Protests in one of Latin America’s most prosperous countries have grabbed headlines of international news in recent weeks. Chile is a nation that has prospered economically and socially since the end of military rule thirty years ago. The country has been a stable presence in a relatively unstable region of the world for decades. However, the underlying issues that Chile has been facing for decades are finally coming forward in the form of protests that are becoming more violent by the day.
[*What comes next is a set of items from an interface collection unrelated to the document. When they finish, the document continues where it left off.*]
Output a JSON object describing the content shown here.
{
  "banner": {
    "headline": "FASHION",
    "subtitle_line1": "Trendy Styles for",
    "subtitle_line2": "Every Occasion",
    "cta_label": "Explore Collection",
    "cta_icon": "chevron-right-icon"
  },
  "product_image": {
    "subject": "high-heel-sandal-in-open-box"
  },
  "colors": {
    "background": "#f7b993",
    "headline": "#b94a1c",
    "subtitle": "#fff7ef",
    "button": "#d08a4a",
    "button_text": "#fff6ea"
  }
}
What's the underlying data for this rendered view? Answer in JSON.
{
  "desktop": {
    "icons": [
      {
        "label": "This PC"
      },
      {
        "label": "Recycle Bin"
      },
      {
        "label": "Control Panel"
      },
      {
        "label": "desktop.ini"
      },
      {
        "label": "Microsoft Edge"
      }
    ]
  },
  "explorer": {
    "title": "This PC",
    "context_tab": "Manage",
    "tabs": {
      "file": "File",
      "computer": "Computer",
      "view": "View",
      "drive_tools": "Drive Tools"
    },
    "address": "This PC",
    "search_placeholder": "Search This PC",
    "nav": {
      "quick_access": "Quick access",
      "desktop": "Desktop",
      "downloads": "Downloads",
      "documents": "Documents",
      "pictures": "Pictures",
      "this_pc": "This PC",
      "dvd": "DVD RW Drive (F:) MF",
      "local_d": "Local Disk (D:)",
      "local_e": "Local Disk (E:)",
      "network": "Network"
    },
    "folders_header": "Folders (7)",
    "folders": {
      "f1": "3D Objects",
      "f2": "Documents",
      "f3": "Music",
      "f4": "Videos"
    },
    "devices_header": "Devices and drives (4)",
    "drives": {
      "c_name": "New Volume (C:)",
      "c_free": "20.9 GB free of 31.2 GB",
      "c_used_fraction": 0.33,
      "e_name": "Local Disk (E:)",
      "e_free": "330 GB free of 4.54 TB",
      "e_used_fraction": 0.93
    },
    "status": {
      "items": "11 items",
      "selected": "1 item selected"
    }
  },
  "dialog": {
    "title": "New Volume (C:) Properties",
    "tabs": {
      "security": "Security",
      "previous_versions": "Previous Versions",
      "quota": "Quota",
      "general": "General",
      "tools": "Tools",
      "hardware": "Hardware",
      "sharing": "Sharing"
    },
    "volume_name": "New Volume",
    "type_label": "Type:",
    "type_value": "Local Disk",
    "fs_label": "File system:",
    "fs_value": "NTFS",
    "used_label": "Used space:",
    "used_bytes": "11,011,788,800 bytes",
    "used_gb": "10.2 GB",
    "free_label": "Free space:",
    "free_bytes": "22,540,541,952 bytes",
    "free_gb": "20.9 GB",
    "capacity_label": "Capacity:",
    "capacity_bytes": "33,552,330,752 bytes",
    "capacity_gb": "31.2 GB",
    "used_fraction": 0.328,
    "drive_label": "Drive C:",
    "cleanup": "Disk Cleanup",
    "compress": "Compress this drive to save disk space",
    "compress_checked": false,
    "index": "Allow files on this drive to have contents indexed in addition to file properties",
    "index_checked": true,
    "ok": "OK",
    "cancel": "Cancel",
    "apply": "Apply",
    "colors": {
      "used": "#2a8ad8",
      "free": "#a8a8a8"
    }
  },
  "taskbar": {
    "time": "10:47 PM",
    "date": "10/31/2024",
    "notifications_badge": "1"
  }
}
What started as peaceful protests over a proposed increase in the prices of public transportation in the capital city of Santiago quickly developed into something much more serious. The protests have evolved into a social movement that is exposing the deep-rooted anger that Chileans have over the inequalities in their country. Chileans are tired of being looked at as a model country in Latin America while they are forced to deal with stagnant wages, high illiteracy rates, a failing healthcare system, and inadequate pensions. The people are rising up against a government that has been content with maintaining inequalities throughout the country. One in three Chileans are employed informally or part-time, while young people and women are having the most difficulty finding sufficient employment. The Organization for Economic Co-Operation and Development has found that the inequality gap in Chile is 65% wider than average developed nations, with one of the largest income gaps between the top 10% and bottom 10% out of any country in the world. Elites are in control of Chile’s increasing wealth due to the fact that large corporations are the only beneficiaries of international trade. Only 2% of small and medium sized businesses trade internationally, while the large corporations dominate the global markets.
Chileans across the country have decided that they will no longer stand for the inequalities that they face. While the majority of protests are happening in Santiago, right on the streets outside of federal government buildings and the presidential house of Sebastián Piñera, protests have also begun across cities nation-wide. Schools have been forced to close, flights have been cancelled throughout the country, and entire sections of cities are paralyzed by the violence. So far, sixteen citizens have died in the protests. The scenes of military forces deployed in the streets invoke imagery of Pinochet’s military rule thirty years ago. The protests in Chile come as a shock to the world, as a nation that seemed secure relative to its neighbors, has become unstable once again. The Chilean protests will undoubtedly contribute to the greater global conversation of societal inequalities and the ever-growing gap between the wealthy and the impoverished.